Wills & Probate: Doing it yourself
Are DIY Wills and Probate a Good Idea?
DIY Wills and Probate have gained in popularity over the last few years. Interestingly though, we have seen a marked increase in contentious Wills and Probate matters.
Are the two linked? It is highly likely.
Increases in house prices, especially in the South of England has resulted in many people leaving estates of unexpectedly high value. Couple this with the rise in second and even third marriages, often involving children from each, and you have the potential for complexity and perhaps a bitter family dispute if a DIY Will or Probate procedure is relied on without any professional advice being taken.
Wills do not have to be complicated. “Vse zene” meaning “All to wife” in the Czech, was the shortest valid will in the world. It was written and dated 19th January 1967 by Herr Karl Tausch of Langen, Hessen, West Germany.
However, Wills that seem short and straightforward at the outset can often drain the Estate of hundreds of not thousands of pounds because they are not clear. For example, an often cited badly written will is the 1906 one that read “All to Mother” and ended up as a court case (Thorn v Dickens). It was contested because the testator called not only his mother by that title but also his wife – as the mother of his children.

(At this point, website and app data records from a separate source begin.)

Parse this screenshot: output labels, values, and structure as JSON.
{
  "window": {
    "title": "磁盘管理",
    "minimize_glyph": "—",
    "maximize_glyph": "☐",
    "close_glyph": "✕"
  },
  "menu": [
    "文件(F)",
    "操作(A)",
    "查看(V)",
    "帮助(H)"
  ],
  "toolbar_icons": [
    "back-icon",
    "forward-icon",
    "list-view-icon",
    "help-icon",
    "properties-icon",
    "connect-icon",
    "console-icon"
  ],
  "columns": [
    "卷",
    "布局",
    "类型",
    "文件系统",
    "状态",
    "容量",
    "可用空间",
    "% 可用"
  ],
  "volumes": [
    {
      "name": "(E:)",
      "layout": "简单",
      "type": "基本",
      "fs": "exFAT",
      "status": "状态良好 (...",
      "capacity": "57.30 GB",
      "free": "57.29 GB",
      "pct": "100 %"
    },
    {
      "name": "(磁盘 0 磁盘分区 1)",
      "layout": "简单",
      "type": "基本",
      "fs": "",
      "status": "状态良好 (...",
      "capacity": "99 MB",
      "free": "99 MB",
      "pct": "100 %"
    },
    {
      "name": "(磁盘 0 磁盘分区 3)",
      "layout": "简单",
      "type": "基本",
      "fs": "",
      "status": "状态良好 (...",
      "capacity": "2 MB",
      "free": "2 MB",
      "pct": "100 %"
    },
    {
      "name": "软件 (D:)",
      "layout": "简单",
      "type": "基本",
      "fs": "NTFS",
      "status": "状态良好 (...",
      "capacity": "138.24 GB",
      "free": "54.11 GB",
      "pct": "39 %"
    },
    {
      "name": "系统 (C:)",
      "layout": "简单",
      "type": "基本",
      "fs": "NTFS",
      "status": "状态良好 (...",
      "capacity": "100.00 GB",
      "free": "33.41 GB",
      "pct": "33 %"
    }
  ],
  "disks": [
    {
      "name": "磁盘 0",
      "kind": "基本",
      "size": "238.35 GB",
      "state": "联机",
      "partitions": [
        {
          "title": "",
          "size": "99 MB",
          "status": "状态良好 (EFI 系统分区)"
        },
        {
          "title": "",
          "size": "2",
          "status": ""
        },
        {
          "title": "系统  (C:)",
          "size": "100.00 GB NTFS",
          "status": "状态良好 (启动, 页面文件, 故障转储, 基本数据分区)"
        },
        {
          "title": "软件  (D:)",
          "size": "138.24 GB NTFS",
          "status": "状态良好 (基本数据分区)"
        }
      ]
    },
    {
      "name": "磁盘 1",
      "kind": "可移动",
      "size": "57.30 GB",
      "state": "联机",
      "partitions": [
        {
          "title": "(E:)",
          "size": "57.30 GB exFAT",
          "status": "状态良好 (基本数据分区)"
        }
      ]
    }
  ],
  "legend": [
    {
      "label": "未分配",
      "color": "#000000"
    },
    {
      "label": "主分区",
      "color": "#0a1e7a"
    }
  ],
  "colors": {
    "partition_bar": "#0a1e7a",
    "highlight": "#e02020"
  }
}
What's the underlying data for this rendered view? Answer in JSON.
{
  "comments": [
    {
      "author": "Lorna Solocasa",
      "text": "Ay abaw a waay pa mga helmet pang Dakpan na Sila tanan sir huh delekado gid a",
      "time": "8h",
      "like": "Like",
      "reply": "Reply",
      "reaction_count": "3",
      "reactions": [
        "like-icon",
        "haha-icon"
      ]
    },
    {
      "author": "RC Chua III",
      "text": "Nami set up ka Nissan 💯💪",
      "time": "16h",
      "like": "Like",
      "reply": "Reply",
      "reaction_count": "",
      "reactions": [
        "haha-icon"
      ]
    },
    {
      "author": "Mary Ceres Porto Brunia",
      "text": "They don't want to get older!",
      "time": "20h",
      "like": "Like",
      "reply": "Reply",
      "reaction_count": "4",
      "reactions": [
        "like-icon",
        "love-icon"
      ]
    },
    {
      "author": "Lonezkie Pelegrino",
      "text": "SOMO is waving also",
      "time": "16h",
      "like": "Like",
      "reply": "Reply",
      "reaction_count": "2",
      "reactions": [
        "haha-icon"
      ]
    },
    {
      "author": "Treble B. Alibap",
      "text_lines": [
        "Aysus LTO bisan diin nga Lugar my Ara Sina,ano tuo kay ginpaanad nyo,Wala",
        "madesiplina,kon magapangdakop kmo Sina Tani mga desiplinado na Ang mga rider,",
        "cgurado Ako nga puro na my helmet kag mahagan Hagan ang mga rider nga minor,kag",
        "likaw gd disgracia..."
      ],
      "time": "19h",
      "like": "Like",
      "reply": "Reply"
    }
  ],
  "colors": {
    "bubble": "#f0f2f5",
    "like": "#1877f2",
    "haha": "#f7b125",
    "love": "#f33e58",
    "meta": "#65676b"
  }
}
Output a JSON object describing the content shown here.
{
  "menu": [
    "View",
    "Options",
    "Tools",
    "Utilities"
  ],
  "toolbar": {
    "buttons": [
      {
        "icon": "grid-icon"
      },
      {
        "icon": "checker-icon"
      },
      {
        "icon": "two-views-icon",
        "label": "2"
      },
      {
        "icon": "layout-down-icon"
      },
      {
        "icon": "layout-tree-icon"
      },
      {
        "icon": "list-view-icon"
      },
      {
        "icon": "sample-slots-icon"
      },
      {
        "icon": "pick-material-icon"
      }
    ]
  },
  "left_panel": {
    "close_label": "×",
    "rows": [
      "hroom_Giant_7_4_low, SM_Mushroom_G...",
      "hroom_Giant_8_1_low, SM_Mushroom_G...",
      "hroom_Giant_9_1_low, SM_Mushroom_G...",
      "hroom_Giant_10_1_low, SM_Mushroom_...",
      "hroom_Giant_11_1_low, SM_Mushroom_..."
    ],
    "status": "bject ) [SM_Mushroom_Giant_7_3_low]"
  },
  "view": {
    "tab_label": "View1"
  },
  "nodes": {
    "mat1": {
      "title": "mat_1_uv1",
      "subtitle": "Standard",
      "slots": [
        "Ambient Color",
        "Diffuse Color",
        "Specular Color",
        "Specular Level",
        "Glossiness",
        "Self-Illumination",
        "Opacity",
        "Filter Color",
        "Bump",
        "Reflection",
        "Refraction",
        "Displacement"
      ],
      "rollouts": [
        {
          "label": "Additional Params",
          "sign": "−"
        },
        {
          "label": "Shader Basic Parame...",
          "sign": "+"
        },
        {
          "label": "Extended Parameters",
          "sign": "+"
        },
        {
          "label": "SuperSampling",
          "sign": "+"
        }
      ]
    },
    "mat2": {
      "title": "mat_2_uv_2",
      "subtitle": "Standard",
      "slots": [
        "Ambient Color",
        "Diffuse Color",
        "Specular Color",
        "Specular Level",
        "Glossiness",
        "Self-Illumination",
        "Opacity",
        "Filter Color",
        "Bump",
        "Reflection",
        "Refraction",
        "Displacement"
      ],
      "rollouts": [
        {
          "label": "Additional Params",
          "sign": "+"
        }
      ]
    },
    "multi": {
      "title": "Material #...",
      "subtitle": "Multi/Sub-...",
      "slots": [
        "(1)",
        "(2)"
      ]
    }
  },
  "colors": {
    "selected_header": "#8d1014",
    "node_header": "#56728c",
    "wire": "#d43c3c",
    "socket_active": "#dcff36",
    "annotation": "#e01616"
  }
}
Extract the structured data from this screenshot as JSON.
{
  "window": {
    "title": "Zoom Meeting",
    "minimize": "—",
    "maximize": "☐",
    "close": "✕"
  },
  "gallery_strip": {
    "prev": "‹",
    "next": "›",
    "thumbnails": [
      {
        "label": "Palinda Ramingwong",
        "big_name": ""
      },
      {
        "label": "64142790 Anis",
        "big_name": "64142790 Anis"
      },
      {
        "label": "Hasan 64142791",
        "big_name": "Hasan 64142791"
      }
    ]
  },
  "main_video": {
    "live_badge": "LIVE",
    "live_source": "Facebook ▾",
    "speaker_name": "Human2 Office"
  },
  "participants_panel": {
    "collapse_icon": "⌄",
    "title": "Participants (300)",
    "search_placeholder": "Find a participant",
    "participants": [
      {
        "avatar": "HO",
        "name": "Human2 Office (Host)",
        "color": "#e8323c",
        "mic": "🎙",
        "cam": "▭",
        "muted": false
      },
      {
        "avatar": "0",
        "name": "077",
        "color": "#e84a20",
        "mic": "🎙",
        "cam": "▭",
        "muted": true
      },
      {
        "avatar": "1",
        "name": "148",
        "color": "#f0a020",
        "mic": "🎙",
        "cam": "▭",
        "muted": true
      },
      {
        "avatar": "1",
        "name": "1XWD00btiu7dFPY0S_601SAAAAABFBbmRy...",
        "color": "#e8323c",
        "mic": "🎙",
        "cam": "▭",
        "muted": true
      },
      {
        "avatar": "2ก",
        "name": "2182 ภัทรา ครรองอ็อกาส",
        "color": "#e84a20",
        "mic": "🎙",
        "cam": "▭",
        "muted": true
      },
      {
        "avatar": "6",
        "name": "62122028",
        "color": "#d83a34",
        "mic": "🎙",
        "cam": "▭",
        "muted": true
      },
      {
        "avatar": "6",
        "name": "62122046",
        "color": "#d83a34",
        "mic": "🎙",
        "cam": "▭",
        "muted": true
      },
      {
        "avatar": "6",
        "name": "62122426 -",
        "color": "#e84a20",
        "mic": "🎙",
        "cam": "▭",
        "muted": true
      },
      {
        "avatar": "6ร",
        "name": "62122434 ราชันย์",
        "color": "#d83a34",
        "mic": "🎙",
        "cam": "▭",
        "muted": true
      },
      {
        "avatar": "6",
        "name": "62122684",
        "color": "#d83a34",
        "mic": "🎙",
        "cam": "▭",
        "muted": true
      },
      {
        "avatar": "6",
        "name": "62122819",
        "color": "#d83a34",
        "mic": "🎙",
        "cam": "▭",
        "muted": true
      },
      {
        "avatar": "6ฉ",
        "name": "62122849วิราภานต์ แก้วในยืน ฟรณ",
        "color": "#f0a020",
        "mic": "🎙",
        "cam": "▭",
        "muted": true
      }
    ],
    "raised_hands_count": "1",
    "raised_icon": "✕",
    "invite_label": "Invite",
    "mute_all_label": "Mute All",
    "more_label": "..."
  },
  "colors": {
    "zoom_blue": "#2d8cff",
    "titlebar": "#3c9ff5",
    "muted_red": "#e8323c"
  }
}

It was unclear which woman he meant by “Mother” but the court decided he did mean his wife and awarded his estate to her. Had he instructed a solicitor to draft his Will, they would have written his wife’s name, thereby avoiding any confusion.
The legal requirements of a Will are that it must be:
- In writing; and
- Signed in the presence of two witnesses – who sign and date the Will also;
- Made by a person who is sound of mind and free from duress.
So in theory, you could scribble your Will down on the back of a receipt and as long as it was signed and witnessed, it could be considered legally valid.
Most DIY Will kits are purchased off the shelf, some for as little as £20. A person completes the forms, signs it and arranges witnesses themselves. They may seem uncomplicated but this is an illusion. As a firm which has been doing business for over 100 years, we have never encountered a DIY Will that did not require our probate team to sort out serious and costly problems associated with it.
Before considering a DIY Will ask yourself: do I want to reduce my inheritance tax bill? Or leave the family business to my children? How should I manage my property abroad? These are just some of the circumstances where it is crucial to receive experienced legal advice to ensure that you and your loved one’s interests are protected after your death.
It is also highly recommended that you seek legal advice if you have children from a former relationship or you and your partner are not married or in a Civil Union. In the latter situation, if your DIY Will is declared void, the laws of intestacy may prevent your partner from inheriting anything under your estate, even if you have been together for decades.
One thing people often underestimate with DIY Probate is the amount of work involved. Handling Probate as an executor entails valuing the estate in question, applying for a grant of Probate, and undertaking the administration of the estate – where assets are gathered in, then distributed to the beneficiaries. All these stages take time and involve a significant amount of paperwork. Tackling the job yourself may save a little money, but do you have the time and patience to deal with a process that can be notoriously slow and frustrating?
It is important to bear in mind that if you manage Probate yourself, you will be financially responsible to the Estate for any errors you make. HMRC has also chosen to take an increasingly hard line against errors in forms which cover inheritance tax. If you make a mistake, the penalties can be harsh.
Finally, consider the relationship you have with the beneficiaries. The closer you are to them the more likely arguments and ill-feelings can develop if questions are asked as to why the process takes so long (even simple Probates take months to sort out) or they criticise you if you make a mistake due to your lack of knowledge.
There are more than three of course, especially in cases involving high-net-worth estates, but here are the main benefits everyone who instructs a qualified solicitor to draft their Will should receive:
- Speed – experienced private client solicitors draft Wills regularly and have advised all types of people with different circumstances on the best way to structure their document. If you have a step-family, multiple properties, off-shore interests or a business, a qualified solicitor can have your affairs in order swiftly and effectively.
- Extra support – it is very rare that a solicitor will not undertake additional work for an Estate and often they will complete actions that a lay person would not know to think of. For example, when one half of a couple passes away, a solicitor will organist the documents needed for the transfer of the inheritance tax nil rate band so when the other spouse dies the executors don’t have to start finding marriage certificates etc.
- Additional advice – an experienced solicitor will ask a number of questions about your situation and help you work out how to structure your affairs as a whole. For example, you may wish to arrange your finances so you can mitigate possible care home fees. Or put your family business or property into a trust. A solicitor will also advise you on creating a Lasting Power of Attorney, to ensure someone can make decisions about health and finances on your behalf, should you become mentally incapacitated.
DIY Wills and Probate may sound attractive on paper, but in reality, often the amount of money you save is negligible compared to the time and stress involved.
And that is if things go smoothly, which they seldom, if ever, do.
If a DIY Will is deemed invalid, loved ones may miss out on their rightful inheritance. In the case of DIY Probate, an oversight could result in hefty financial penalties and personal relationships ruined forever.
Is it worth the risk?